BEGIN SUPPLIED INFORMATION

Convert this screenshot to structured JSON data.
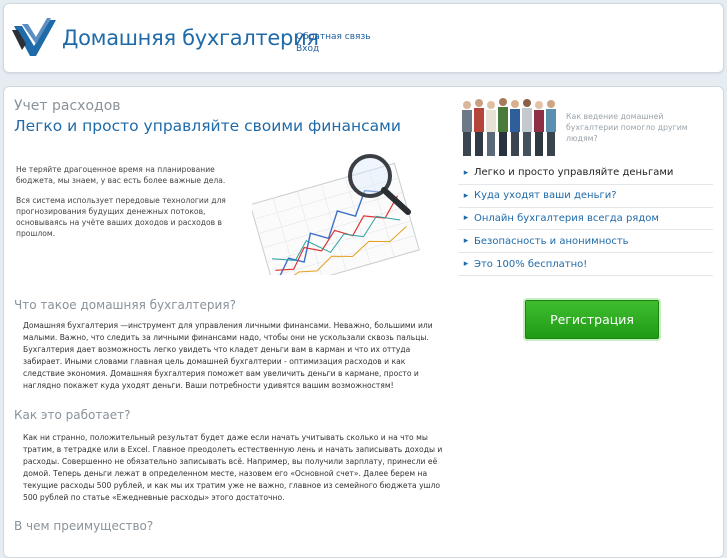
{
  "header": {
    "logo_text": "Домашняя бухгалтерия",
    "links": [
      "Обратная связь",
      "Вход"
    ]
  },
  "hero": {
    "section_label": "Учет расходов",
    "title": "Легко и просто управляйте своими финансами",
    "paragraphs": [
      "Не теряйте драгоценное время на планирование бюджета, мы знаем, у вас есть более важные дела.",
      "Вся система использует передовые технологии для прогнозирования будущих денежных потоков, основываясь на учёте ваших доходов и расходов в прошлом."
    ]
  },
  "aside": {
    "people_caption": "Как ведение домашней бухгалтерии помогло другим людям?",
    "features": [
      "Легко и просто управляйте деньгами",
      "Куда уходят ваши деньги?",
      "Онлайн бухгалтерия всегда рядом",
      "Безопасность и анонимность",
      "Это 100% бесплатно!"
    ],
    "register_label": "Регистрация"
  },
  "sections": [
    {
      "title": "Что такое домашняя бухгалтерия?",
      "text": "Домашняя бухгалтерия —инструмент для управления личными финансами. Неважно, большими или малыми. Важно, что следить за личными финансами надо, чтобы они не ускользали сквозь пальцы. Бухгалтерия дает возможность легко увидеть что кладет деньги вам в карман и что их оттуда забирает. Иными словами главная цель домашней бухгалтерии - оптимизация расходов и как следствие экономия. Домашняя бухгалтерия поможет вам увеличить деньги в кармане, просто и наглядно покажет куда уходят деньги. Ваши потребности удивятся вашим возможностям!"
    },
    {
      "title": "Как это работает?",
      "text": "Как ни странно, положительный результат будет даже если начать учитывать сколько и на что мы тратим, в тетрадке или в Excel. Главное преодолеть естественную лень и начать записывать доходы и расходы. Совершенно не обязательно записывать всё. Например, вы получили зарплату, принесли её домой. Теперь деньги лежат в определенном месте, назовем его «Основной счет». Далее берем на текущие расходы 500 рублей, и как мы их тратим уже не важно, главное из семейного бюджета ушло 500 рублей по статье «Ежедневные расходы» этого достаточно."
    },
    {
      "title": "В чем преимущество?",
      "text": ""
    }
  ]
}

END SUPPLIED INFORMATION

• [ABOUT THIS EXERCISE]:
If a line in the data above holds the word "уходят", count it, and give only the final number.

• [WRITTEN ANSWER]:
2